What to work on:
Could you write out every record below exactly, leaving out any pictures?

Element data from apps and pages
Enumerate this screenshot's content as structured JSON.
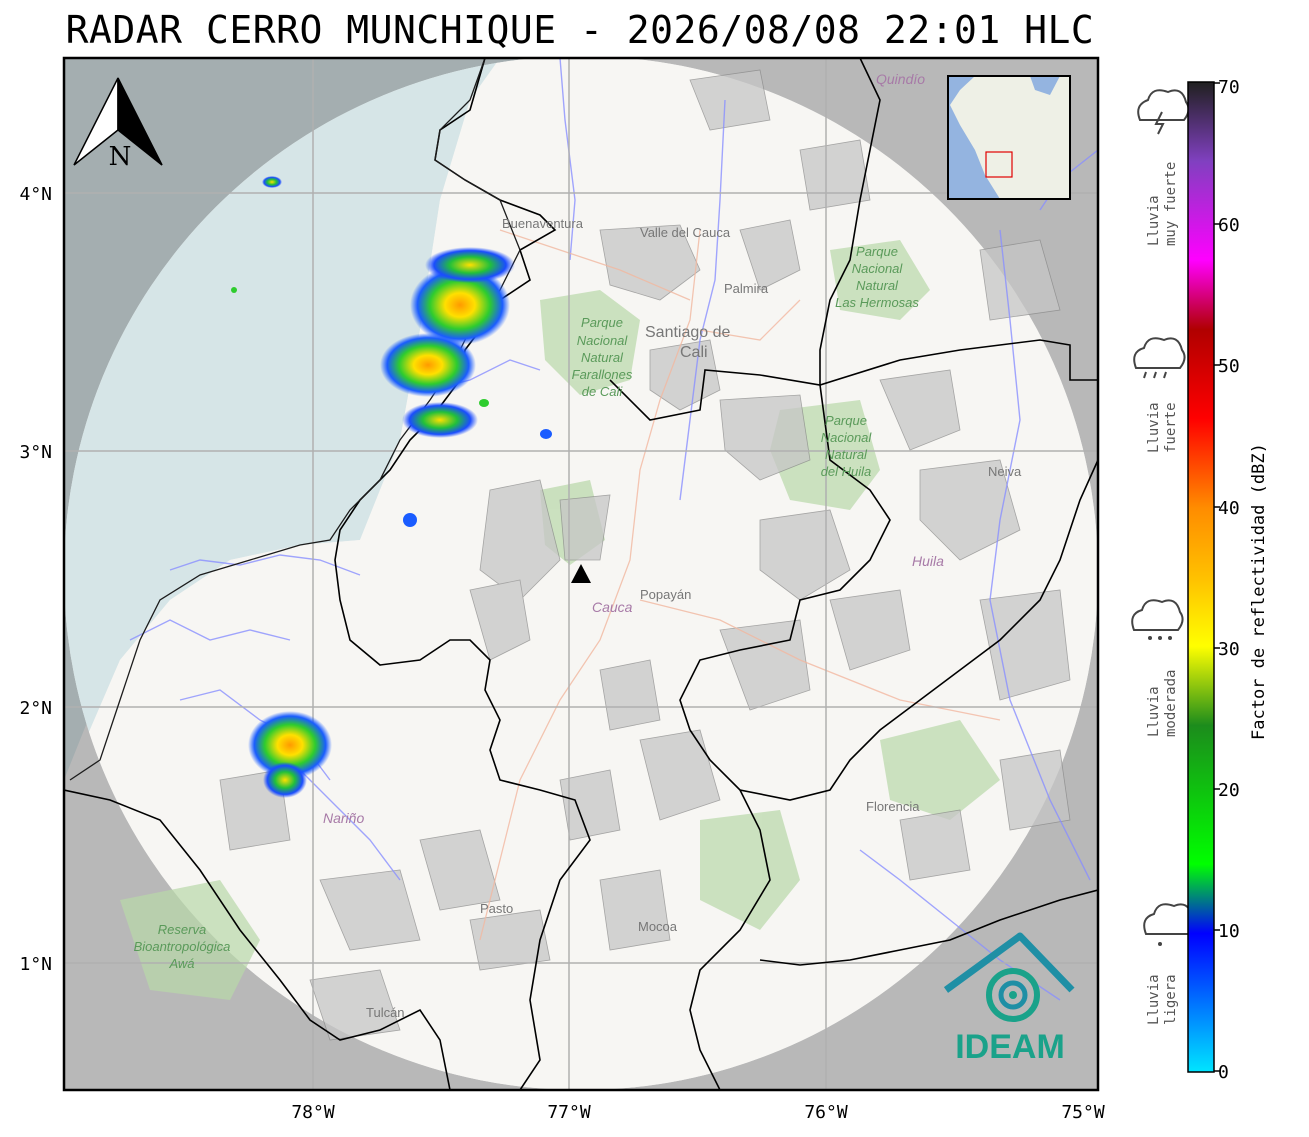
{
  "title": "RADAR CERRO MUNCHIQUE - 2026/08/08 22:01 HLC",
  "north_arrow_label": "N",
  "lat_ticks": [
    "4°N",
    "3°N",
    "2°N",
    "1°N"
  ],
  "lon_ticks": [
    "78°W",
    "77°W",
    "76°W",
    "75°W"
  ],
  "places": {
    "buenaventura": "Buenaventura",
    "valle": "Valle del Cauca",
    "palmira": "Palmira",
    "santiago1": "Santiago de",
    "santiago2": "Cali",
    "popayan": "Popayán",
    "cauca": "Cauca",
    "neiva": "Neiva",
    "huila": "Huila",
    "narino": "Nariño",
    "pasto": "Pasto",
    "mocoa": "Mocoa",
    "florencia": "Florencia",
    "tulcan": "Tulcán",
    "quindio": "Quindío"
  },
  "parks": {
    "farallones": [
      "Parque",
      "Nacional",
      "Natural",
      "Farallones",
      "de Cali"
    ],
    "hermosas": [
      "Parque",
      "Nacional",
      "Natural",
      "Las Hermosas"
    ],
    "huila_park": [
      "Parque",
      "Nacional",
      "Natural",
      "del Huila"
    ],
    "awa": [
      "Reserva",
      "Bioantropológica",
      "Awá"
    ]
  },
  "colorbar": {
    "label": "Factor de reflectividad (dBZ)",
    "ticks": [
      "70",
      "60",
      "50",
      "40",
      "30",
      "20",
      "10",
      "0"
    ]
  },
  "rain_legend": [
    {
      "line1": "Lluvia",
      "line2": "muy fuerte",
      "icon": "storm-cloud-icon"
    },
    {
      "line1": "Lluvia",
      "line2": "fuerte",
      "icon": "heavy-rain-cloud-icon"
    },
    {
      "line1": "Lluvia",
      "line2": "moderada",
      "icon": "moderate-rain-cloud-icon"
    },
    {
      "line1": "Lluvia",
      "line2": "ligera",
      "icon": "light-rain-cloud-icon"
    }
  ],
  "logo_text": "IDEAM",
  "colors": {
    "ocean": "#d4e4e6",
    "land": "#f7f6f3",
    "out_of_range": "#b4b4b4",
    "ideam": "#1aa28a"
  }
}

Response to the exercise:
Enumerate this screenshot's content as structured JSON.
{
  "title": "RADAR CERRO MUNCHIQUE - 2026/08/08 22:01 HLC",
  "north_arrow_label": "N",
  "lat_ticks": [
    "4°N",
    "3°N",
    "2°N",
    "1°N"
  ],
  "lon_ticks": [
    "78°W",
    "77°W",
    "76°W",
    "75°W"
  ],
  "places": {
    "buenaventura": "Buenaventura",
    "valle": "Valle del Cauca",
    "palmira": "Palmira",
    "santiago1": "Santiago de",
    "santiago2": "Cali",
    "popayan": "Popayán",
    "cauca": "Cauca",
    "neiva": "Neiva",
    "huila": "Huila",
    "narino": "Nariño",
    "pasto": "Pasto",
    "mocoa": "Mocoa",
    "florencia": "Florencia",
    "tulcan": "Tulcán",
    "quindio": "Quindío"
  },
  "parks": {
    "farallones": [
      "Parque",
      "Nacional",
      "Natural",
      "Farallones",
      "de Cali"
    ],
    "hermosas": [
      "Parque",
      "Nacional",
      "Natural",
      "Las Hermosas"
    ],
    "huila_park": [
      "Parque",
      "Nacional",
      "Natural",
      "del Huila"
    ],
    "awa": [
      "Reserva",
      "Bioantropológica",
      "Awá"
    ]
  },
  "colorbar": {
    "label": "Factor de reflectividad (dBZ)",
    "ticks": [
      "70",
      "60",
      "50",
      "40",
      "30",
      "20",
      "10",
      "0"
    ]
  },
  "rain_legend": [
    {
      "line1": "Lluvia",
      "line2": "muy fuerte",
      "icon": "storm-cloud-icon"
    },
    {
      "line1": "Lluvia",
      "line2": "fuerte",
      "icon": "heavy-rain-cloud-icon"
    },
    {
      "line1": "Lluvia",
      "line2": "moderada",
      "icon": "moderate-rain-cloud-icon"
    },
    {
      "line1": "Lluvia",
      "line2": "ligera",
      "icon": "light-rain-cloud-icon"
    }
  ],
  "logo_text": "IDEAM",
  "colors": {
    "ocean": "#d4e4e6",
    "land": "#f7f6f3",
    "out_of_range": "#b4b4b4",
    "ideam": "#1aa28a"
  }
}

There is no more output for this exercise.